About this exercise:
What lines of the data hold the string "network"? Pull each one out.

==============================

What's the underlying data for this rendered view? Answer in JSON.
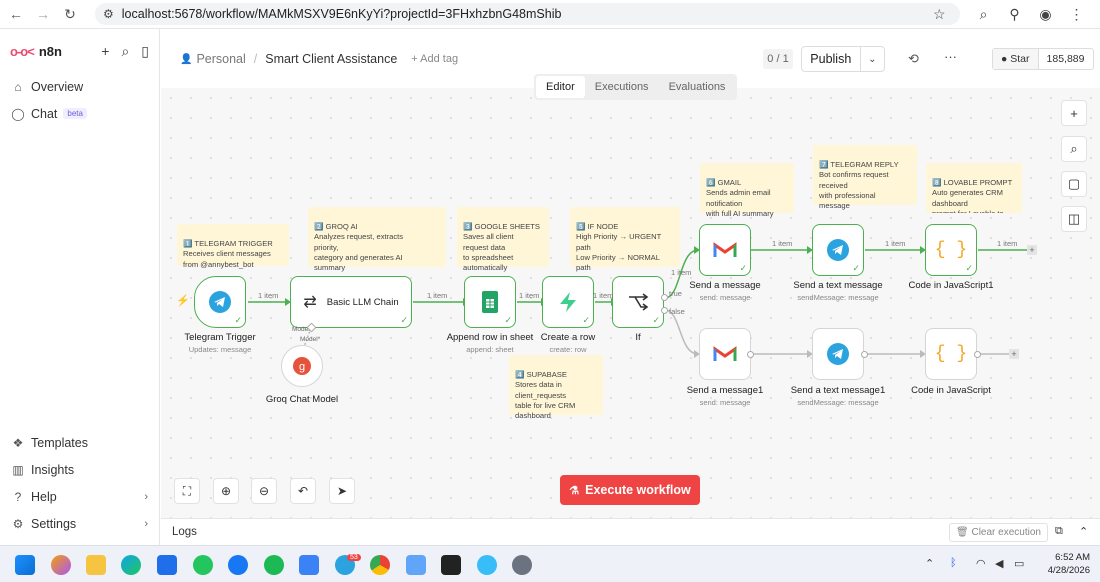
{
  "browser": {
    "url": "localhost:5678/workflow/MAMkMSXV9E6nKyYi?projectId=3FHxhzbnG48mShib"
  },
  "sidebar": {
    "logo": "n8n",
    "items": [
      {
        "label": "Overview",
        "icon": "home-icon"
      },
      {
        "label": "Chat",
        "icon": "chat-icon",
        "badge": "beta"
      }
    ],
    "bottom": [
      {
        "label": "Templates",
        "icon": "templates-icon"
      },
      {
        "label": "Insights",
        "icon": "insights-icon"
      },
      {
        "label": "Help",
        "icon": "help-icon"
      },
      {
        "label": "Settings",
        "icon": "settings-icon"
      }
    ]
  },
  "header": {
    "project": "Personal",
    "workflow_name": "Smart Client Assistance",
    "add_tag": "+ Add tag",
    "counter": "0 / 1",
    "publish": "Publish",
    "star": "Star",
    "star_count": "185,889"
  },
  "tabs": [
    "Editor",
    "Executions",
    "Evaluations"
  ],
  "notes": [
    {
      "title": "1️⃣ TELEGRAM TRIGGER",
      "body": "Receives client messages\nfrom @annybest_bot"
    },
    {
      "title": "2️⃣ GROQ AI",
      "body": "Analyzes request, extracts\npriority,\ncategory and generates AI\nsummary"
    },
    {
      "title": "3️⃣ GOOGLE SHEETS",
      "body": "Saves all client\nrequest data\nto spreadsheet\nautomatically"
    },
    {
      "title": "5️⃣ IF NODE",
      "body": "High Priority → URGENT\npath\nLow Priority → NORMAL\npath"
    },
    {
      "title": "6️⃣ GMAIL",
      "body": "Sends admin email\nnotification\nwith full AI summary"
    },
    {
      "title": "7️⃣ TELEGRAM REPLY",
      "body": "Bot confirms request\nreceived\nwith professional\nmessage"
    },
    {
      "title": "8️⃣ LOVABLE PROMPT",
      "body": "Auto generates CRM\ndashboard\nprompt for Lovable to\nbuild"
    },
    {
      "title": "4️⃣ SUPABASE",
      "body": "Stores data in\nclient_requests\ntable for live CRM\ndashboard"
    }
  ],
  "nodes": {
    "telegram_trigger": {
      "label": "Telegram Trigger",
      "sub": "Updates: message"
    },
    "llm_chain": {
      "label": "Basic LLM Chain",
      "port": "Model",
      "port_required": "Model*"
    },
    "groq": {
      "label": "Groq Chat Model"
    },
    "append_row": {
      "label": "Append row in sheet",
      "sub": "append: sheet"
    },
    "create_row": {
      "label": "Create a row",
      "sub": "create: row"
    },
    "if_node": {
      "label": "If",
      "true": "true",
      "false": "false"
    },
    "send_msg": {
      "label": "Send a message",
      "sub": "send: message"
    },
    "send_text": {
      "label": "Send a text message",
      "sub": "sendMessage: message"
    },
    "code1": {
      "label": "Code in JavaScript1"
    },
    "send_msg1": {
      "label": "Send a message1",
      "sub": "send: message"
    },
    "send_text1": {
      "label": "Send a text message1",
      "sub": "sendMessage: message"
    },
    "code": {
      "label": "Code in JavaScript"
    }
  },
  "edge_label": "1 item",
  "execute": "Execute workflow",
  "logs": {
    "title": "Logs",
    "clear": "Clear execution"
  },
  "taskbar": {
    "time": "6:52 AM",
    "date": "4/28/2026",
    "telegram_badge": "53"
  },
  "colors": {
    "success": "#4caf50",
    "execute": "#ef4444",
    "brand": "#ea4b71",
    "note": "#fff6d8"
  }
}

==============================

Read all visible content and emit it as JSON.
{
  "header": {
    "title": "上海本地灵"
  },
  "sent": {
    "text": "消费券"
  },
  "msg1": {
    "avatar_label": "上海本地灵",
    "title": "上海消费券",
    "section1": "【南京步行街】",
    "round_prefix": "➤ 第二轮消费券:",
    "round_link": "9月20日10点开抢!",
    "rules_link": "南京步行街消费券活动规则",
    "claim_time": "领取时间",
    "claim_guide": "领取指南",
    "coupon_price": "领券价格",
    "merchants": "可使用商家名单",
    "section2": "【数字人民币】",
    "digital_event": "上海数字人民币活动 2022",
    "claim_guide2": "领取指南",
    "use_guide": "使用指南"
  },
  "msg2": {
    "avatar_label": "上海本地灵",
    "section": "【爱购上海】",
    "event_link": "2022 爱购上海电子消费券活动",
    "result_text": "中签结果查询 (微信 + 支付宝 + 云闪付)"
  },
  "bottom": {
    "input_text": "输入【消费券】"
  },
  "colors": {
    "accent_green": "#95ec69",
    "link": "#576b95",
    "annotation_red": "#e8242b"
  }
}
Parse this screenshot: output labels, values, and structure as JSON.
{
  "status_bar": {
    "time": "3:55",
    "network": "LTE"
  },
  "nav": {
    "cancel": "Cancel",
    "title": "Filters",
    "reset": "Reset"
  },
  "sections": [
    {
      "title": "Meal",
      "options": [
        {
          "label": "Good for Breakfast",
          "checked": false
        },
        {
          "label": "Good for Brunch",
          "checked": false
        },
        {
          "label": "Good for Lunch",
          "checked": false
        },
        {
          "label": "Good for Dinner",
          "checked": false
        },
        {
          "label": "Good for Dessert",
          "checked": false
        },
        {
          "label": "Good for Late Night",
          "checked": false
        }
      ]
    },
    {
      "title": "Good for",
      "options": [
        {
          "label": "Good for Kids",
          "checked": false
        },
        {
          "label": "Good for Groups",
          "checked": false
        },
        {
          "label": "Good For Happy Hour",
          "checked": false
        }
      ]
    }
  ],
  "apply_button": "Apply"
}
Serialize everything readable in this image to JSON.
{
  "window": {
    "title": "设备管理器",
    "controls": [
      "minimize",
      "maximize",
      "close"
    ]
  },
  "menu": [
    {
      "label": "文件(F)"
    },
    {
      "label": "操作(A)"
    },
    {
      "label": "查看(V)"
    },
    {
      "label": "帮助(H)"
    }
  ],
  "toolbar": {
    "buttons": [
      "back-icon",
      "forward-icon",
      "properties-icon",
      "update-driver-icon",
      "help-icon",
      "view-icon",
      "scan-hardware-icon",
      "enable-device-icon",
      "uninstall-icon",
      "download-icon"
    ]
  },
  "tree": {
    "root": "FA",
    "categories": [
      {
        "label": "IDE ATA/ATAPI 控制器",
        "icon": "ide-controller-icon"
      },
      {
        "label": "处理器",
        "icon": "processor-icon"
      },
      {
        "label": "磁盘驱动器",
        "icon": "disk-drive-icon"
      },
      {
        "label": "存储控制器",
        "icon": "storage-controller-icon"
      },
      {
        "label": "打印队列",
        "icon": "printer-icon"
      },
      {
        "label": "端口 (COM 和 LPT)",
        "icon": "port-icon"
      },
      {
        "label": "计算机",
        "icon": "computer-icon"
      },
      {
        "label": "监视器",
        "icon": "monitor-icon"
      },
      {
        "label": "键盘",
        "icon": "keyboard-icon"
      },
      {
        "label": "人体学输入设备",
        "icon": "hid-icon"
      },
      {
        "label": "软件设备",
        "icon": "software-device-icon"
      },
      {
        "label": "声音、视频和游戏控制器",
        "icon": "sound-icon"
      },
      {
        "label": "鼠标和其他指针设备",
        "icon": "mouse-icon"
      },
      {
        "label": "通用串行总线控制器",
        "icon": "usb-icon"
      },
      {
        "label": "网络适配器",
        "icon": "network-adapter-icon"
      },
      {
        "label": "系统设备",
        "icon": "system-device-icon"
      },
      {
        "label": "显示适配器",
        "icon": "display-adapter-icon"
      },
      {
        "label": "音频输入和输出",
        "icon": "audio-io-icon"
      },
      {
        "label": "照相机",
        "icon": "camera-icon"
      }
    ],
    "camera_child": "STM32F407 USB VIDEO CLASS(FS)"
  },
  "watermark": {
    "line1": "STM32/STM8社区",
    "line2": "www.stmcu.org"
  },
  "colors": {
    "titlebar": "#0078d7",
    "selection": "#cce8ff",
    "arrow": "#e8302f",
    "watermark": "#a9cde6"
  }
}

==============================

Result:
    "network": "LTE"
        "icon": "network-adapter-icon"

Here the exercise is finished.